Headlights of Early Spring
The adrift appears to be missing from your days.
Too settled with expectations of sunlight,
drunken phone calls from some other trail
you might have once ridden wild on.
The adrift met its dusk and now you watch
headlights at night through snow, sleet, rain.
Where heavy hours go black like a TV
in a power outage, perhaps someone
is scurrying about with a handful
of postcards printed on buffalo hides...
someone who has pots overflowing
with rain off a tin roof.
You send out your own postcards,
babble about the quality of frozen strawberries,
the shadows of musky girls, the hound's ambition
to become a cavity-filler like Doc Holliday.
You sign your name with boiled-down
raspberries... precious, rare ink
you won't find in the pens of bankers.
How to get your adrift back?
Pamphlet ads on steel farm structures
arrive and don't offer answers.
Deer run through the farmyard at night,
leave no clues. Cattle knock on the door
with short horns and stare in bovine sympathy.
No matter what you look at these days,
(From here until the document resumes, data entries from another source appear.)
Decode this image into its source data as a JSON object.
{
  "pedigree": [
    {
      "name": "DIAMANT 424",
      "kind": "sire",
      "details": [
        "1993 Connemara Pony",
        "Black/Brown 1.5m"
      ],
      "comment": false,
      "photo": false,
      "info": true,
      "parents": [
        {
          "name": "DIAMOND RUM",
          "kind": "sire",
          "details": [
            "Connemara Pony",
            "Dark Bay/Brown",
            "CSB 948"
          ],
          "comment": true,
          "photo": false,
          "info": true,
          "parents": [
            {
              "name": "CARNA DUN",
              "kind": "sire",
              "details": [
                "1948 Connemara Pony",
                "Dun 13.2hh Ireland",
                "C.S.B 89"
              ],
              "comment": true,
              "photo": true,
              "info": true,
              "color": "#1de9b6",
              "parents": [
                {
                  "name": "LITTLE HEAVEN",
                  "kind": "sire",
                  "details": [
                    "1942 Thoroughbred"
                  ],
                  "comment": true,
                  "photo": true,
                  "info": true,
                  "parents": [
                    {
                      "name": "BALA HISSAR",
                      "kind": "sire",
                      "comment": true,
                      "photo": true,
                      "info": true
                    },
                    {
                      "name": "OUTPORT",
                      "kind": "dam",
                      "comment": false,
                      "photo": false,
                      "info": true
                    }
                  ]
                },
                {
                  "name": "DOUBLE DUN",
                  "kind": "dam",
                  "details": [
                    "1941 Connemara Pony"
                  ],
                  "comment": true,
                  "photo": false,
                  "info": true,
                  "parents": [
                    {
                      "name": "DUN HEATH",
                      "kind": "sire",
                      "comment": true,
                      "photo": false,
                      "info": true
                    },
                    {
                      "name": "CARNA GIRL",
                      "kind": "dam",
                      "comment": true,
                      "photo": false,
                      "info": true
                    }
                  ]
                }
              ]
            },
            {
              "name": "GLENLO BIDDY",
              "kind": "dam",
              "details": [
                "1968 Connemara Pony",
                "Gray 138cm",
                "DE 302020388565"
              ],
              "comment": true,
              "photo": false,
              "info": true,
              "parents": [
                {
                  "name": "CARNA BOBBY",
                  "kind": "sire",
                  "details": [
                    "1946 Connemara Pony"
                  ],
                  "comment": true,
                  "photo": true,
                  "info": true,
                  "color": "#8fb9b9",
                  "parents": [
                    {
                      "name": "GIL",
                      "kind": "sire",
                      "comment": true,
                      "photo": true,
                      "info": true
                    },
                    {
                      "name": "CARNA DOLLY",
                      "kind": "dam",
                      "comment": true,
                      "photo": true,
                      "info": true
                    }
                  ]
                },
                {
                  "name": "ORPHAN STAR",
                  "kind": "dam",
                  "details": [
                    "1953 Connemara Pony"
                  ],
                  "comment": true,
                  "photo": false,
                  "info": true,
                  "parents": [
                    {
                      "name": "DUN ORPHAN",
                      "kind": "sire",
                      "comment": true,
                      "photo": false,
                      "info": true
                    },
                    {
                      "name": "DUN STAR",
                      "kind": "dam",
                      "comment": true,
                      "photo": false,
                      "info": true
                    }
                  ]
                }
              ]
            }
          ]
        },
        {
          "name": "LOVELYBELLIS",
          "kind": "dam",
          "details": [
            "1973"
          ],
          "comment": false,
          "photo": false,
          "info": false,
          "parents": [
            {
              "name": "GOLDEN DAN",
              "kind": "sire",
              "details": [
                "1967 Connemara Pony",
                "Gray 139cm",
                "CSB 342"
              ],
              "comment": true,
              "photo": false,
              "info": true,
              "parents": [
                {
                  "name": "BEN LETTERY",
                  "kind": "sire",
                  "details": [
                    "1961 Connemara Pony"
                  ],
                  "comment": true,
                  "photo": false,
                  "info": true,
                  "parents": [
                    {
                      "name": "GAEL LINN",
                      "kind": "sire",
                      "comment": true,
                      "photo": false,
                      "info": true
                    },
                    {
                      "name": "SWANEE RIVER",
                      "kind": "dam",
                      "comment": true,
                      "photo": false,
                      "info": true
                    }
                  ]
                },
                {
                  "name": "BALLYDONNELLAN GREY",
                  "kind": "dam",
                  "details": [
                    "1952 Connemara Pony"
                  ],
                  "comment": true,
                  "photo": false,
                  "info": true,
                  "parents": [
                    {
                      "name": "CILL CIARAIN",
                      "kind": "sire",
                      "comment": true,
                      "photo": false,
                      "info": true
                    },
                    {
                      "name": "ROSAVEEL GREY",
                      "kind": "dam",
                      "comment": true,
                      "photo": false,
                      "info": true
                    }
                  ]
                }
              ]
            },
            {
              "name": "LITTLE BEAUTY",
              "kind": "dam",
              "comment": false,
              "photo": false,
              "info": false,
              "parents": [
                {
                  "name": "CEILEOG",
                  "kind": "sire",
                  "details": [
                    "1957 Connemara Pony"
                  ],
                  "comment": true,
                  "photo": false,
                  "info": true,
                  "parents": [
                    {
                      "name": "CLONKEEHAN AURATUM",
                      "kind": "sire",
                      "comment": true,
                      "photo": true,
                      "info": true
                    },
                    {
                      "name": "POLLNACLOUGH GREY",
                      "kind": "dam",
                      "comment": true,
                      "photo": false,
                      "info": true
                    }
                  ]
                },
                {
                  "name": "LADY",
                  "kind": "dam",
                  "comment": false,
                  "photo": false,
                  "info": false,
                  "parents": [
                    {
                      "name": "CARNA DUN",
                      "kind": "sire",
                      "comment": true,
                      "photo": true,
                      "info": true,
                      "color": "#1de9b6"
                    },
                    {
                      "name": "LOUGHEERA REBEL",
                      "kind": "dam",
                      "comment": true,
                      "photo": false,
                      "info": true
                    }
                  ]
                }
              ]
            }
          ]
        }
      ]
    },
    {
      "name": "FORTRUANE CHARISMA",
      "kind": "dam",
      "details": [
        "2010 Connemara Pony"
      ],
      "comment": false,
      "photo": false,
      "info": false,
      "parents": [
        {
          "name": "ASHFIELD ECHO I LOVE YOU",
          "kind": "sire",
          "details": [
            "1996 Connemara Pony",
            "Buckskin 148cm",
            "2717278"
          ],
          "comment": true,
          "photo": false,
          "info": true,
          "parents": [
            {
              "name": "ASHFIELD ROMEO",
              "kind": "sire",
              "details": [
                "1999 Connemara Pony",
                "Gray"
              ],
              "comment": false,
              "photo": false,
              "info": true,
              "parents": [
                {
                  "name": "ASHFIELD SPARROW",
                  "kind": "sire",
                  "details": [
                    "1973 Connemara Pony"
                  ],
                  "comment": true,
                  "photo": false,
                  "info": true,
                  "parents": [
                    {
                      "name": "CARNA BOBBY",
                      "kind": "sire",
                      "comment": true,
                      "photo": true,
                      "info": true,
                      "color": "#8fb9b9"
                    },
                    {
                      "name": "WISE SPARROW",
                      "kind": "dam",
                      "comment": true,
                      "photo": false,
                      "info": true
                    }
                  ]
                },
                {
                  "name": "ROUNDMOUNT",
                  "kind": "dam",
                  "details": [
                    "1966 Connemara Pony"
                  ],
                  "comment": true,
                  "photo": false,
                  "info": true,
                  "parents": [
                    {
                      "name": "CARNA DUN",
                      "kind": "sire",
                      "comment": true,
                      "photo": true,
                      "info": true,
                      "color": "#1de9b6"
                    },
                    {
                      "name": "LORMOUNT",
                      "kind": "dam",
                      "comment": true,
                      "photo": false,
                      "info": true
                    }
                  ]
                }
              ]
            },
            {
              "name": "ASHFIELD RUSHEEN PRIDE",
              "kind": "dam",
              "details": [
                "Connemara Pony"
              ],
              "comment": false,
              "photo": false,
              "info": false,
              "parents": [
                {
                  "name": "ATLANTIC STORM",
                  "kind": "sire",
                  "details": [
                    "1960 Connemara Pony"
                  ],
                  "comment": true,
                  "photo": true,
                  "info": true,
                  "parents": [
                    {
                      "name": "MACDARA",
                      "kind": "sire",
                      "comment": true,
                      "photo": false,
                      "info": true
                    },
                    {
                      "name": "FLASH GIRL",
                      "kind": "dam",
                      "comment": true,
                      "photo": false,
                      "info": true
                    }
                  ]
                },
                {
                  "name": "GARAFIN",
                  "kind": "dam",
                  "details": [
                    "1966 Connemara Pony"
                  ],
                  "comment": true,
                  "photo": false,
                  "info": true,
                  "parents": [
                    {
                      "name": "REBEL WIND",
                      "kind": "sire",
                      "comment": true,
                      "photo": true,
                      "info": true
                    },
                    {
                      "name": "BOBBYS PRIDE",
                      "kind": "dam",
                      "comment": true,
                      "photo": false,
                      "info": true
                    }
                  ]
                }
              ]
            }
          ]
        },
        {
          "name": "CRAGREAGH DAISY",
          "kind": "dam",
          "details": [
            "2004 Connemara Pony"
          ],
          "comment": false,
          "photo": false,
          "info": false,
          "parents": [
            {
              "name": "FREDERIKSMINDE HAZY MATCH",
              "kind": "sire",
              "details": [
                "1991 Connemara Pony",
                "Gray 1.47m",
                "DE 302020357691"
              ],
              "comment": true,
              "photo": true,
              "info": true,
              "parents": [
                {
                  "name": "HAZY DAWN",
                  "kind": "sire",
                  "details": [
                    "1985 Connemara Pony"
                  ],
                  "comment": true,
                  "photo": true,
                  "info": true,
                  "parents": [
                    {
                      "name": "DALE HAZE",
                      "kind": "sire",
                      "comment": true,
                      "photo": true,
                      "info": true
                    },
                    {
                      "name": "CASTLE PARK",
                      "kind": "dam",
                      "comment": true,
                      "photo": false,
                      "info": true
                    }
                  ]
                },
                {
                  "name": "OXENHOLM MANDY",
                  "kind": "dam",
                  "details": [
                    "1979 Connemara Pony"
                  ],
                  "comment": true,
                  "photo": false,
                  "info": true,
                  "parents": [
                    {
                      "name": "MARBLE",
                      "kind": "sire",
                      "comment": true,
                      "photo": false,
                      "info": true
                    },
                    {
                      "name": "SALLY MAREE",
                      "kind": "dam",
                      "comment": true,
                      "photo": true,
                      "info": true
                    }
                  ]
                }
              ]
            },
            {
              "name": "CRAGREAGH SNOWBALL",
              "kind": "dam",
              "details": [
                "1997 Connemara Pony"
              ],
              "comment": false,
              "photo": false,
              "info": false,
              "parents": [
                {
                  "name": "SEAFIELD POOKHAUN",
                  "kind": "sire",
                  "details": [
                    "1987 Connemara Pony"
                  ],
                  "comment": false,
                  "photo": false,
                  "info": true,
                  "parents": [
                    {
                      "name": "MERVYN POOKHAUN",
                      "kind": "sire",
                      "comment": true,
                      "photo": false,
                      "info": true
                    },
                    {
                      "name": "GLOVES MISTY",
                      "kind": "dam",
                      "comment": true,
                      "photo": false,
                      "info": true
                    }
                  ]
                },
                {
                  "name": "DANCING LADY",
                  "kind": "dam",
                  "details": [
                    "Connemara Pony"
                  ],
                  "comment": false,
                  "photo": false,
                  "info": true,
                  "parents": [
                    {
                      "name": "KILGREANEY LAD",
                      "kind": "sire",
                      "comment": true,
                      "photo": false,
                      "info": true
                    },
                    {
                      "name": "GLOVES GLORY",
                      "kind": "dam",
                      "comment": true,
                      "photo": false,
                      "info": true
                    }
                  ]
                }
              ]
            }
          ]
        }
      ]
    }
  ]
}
all you see are headlights approaching...
headlights on blacktop... going elsewhere.